Restate all of the following data exactly, keeping any images out of the copy.

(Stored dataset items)
§

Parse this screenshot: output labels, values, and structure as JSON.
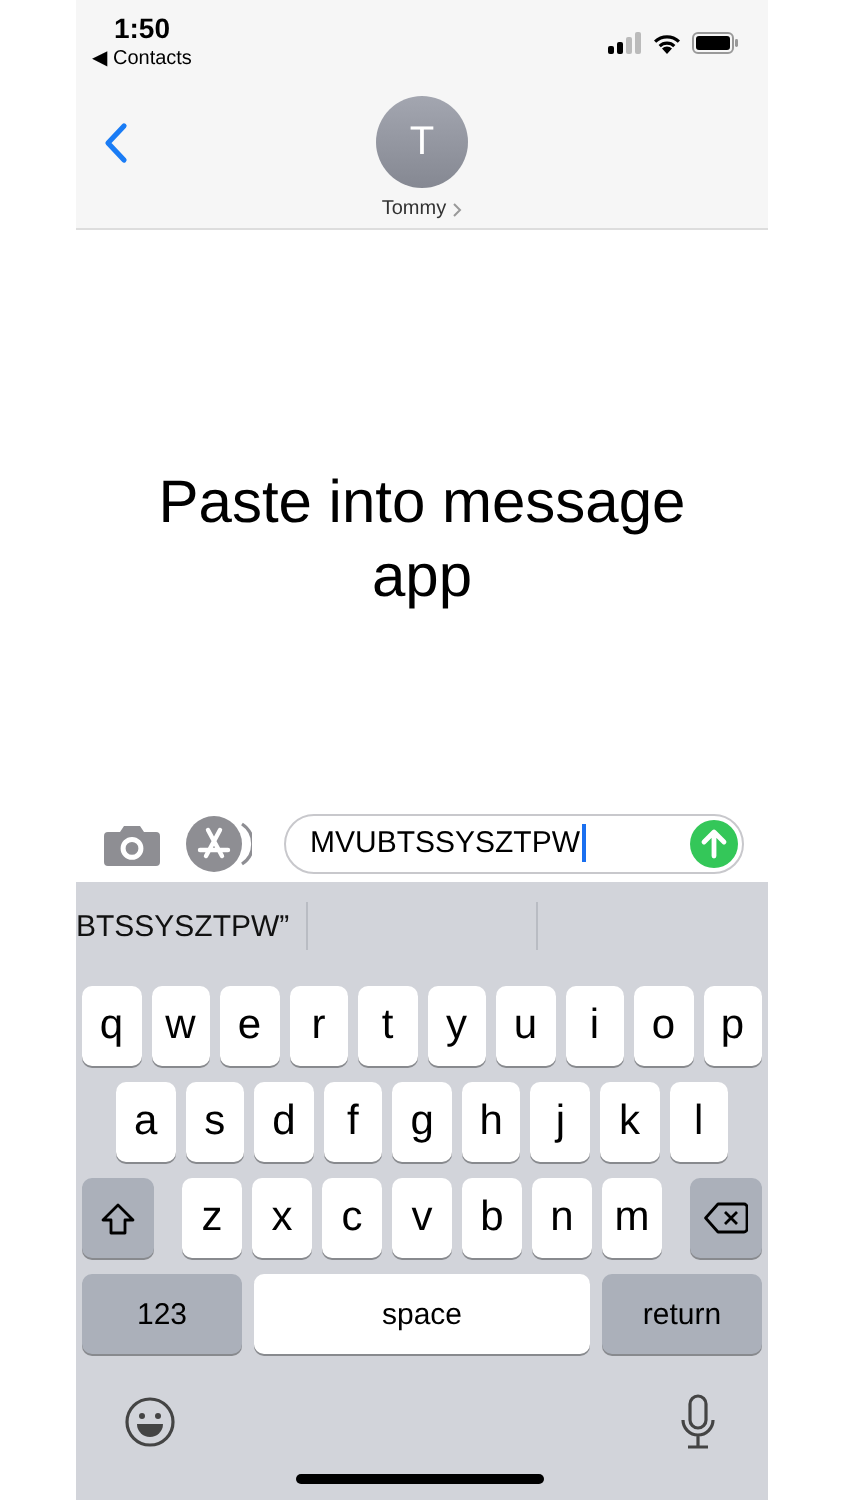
{
  "status_bar": {
    "time": "1:50",
    "back_app": "◀ Contacts"
  },
  "header": {
    "initial": "T",
    "name": "Tommy"
  },
  "message": {
    "text": "Paste into message app"
  },
  "compose": {
    "value": "MVUBTSSYSZTPW"
  },
  "suggestions": [
    "BTSSYSZTPW”"
  ],
  "keyboard": {
    "rows": [
      [
        {
          "kind": "letter",
          "label": "q"
        },
        {
          "kind": "letter",
          "label": "w"
        },
        {
          "kind": "letter",
          "label": "e"
        },
        {
          "kind": "letter",
          "label": "r"
        },
        {
          "kind": "letter",
          "label": "t"
        },
        {
          "kind": "letter",
          "label": "y"
        },
        {
          "kind": "letter",
          "label": "u"
        },
        {
          "kind": "letter",
          "label": "i"
        },
        {
          "kind": "letter",
          "label": "o"
        },
        {
          "kind": "letter",
          "label": "p"
        }
      ],
      [
        {
          "kind": "letter",
          "label": "a"
        },
        {
          "kind": "letter",
          "label": "s"
        },
        {
          "kind": "letter",
          "label": "d"
        },
        {
          "kind": "letter",
          "label": "f"
        },
        {
          "kind": "letter",
          "label": "g"
        },
        {
          "kind": "letter",
          "label": "h"
        },
        {
          "kind": "letter",
          "label": "j"
        },
        {
          "kind": "letter",
          "label": "k"
        },
        {
          "kind": "letter",
          "label": "l"
        }
      ],
      [
        {
          "kind": "shift"
        },
        {
          "kind": "letter",
          "label": "z"
        },
        {
          "kind": "letter",
          "label": "x"
        },
        {
          "kind": "letter",
          "label": "c"
        },
        {
          "kind": "letter",
          "label": "v"
        },
        {
          "kind": "letter",
          "label": "b"
        },
        {
          "kind": "letter",
          "label": "n"
        },
        {
          "kind": "letter",
          "label": "m"
        },
        {
          "kind": "delete"
        }
      ]
    ],
    "bottom_row": [
      {
        "kind": "mode",
        "label": "123"
      },
      {
        "kind": "space",
        "label": "space"
      },
      {
        "kind": "return",
        "label": "return"
      }
    ]
  }
}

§

## Answer area
Parse this screenshot: output labels, values, and structure as JSON.
{
  "status_bar": {
    "time": "1:50",
    "back_app": "◀ Contacts"
  },
  "header": {
    "initial": "T",
    "name": "Tommy"
  },
  "message": {
    "text": "Paste into message app"
  },
  "compose": {
    "value": "MVUBTSSYSZTPW"
  },
  "suggestions": [
    "BTSSYSZTPW”"
  ],
  "keyboard": {
    "rows": [
      [
        {
          "kind": "letter",
          "label": "q"
        },
        {
          "kind": "letter",
          "label": "w"
        },
        {
          "kind": "letter",
          "label": "e"
        },
        {
          "kind": "letter",
          "label": "r"
        },
        {
          "kind": "letter",
          "label": "t"
        },
        {
          "kind": "letter",
          "label": "y"
        },
        {
          "kind": "letter",
          "label": "u"
        },
        {
          "kind": "letter",
          "label": "i"
        },
        {
          "kind": "letter",
          "label": "o"
        },
        {
          "kind": "letter",
          "label": "p"
        }
      ],
      [
        {
          "kind": "letter",
          "label": "a"
        },
        {
          "kind": "letter",
          "label": "s"
        },
        {
          "kind": "letter",
          "label": "d"
        },
        {
          "kind": "letter",
          "label": "f"
        },
        {
          "kind": "letter",
          "label": "g"
        },
        {
          "kind": "letter",
          "label": "h"
        },
        {
          "kind": "letter",
          "label": "j"
        },
        {
          "kind": "letter",
          "label": "k"
        },
        {
          "kind": "letter",
          "label": "l"
        }
      ],
      [
        {
          "kind": "shift"
        },
        {
          "kind": "letter",
          "label": "z"
        },
        {
          "kind": "letter",
          "label": "x"
        },
        {
          "kind": "letter",
          "label": "c"
        },
        {
          "kind": "letter",
          "label": "v"
        },
        {
          "kind": "letter",
          "label": "b"
        },
        {
          "kind": "letter",
          "label": "n"
        },
        {
          "kind": "letter",
          "label": "m"
        },
        {
          "kind": "delete"
        }
      ]
    ],
    "bottom_row": [
      {
        "kind": "mode",
        "label": "123"
      },
      {
        "kind": "space",
        "label": "space"
      },
      {
        "kind": "return",
        "label": "return"
      }
    ]
  }
}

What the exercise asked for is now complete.